Forbes – On a bitterly cold or snowy winter night, it’s understandable that many diners may want to order their dinners delivered. But a new study of restaurant guests and executives has found that an increasing number of people want another option: the ability to order food in advance via mobile apps and have it waiting for them when they arrive.

Now, you might say that’s the same as takeout, which restaurants have offered for generations. But instead of calling in an order and risk being placed on hold or talking to a busy place, pre-ordering via mobile app can be done with a few key strokes. And, it allows for much easier customization than might take place during a conversation.

At the moment, about 20% of diners are using a pre-order option, according to a study from BRP, retail consulting firm, and Windstream Enterprise. But mobile pre-ordering is used by about 32% of millennials, the study found. “They are less likely than older generations to dine out and more inclined to order their food for off-site consumption,” it said.

Pre-ordering can save money, since many delivery apps charge a fee to bring food to your door. There’s often a service charge, too, and the diner is generally expected to tip on top of those costs.

Plus, delivery times can be unpredictable, and food may not be in optimum shape once it arrives.

Read Full Article: Ready When I Get There: Mobile Takeout Is A Rising Restaurant Trend

Arcadia Group reportedly enabling in-store mobile ordering

RetailDive – The retail store brands of U.K.-based Arcadia Group, including Topshop, Topman, Miss Selfridge, Evans, Burton, Dorothy Perkins and Wallis, are equipping stores with mobile devices that can be used to order products online while customers are in stores, according to Retail Week.

This broad deployment came after a more limited pilot program, and since expanding the in-store ordering service has accounted for more than 5% of online sales, according to published reports. It’s the latest evidence of a building trend among retailers to put technology in stores that would allow items that are out of stock or otherwise unavailable in a specific store to be ordered online on the spot.

It’s an important capability that can keep the possibility of a sale alive even if a desired product is not immediately on hand. There are a lot of ways to accomplish this, too. Tablets could be operated by associates, which appears to be the case with Arcadia Group, or devices could be presented in a kiosk format or provided to customers in some other self-service format. Regardless of the method, retailers seem increasingly willing to try this tactic.

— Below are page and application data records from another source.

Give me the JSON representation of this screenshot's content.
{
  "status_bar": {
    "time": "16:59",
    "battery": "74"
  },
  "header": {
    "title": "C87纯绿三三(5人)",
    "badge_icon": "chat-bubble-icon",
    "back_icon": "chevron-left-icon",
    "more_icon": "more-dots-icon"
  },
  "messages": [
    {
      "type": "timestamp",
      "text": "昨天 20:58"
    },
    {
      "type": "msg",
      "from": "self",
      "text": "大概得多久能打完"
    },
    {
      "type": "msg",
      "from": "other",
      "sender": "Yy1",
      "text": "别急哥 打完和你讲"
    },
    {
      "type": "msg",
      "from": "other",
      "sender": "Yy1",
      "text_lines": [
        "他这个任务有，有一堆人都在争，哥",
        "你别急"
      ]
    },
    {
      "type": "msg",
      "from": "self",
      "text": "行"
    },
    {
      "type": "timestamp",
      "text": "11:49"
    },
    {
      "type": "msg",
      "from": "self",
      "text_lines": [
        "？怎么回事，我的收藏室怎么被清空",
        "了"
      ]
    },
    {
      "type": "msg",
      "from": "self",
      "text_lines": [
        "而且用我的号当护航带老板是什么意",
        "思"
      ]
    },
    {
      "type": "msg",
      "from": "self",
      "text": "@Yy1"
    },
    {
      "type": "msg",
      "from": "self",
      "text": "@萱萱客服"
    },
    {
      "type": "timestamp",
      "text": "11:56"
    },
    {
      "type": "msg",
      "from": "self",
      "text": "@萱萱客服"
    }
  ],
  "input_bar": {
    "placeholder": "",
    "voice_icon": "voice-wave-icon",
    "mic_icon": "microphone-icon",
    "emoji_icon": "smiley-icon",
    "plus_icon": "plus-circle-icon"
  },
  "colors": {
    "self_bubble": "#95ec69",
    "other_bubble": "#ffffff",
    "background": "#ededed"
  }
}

A study from Boston Retail Partners three months ago suggested that as much as 89% of retailers plan to arm their store associates with mobile technology in the coming years.

Read Full Article: Arcadia Group reportedly enabling in-store mobile ordering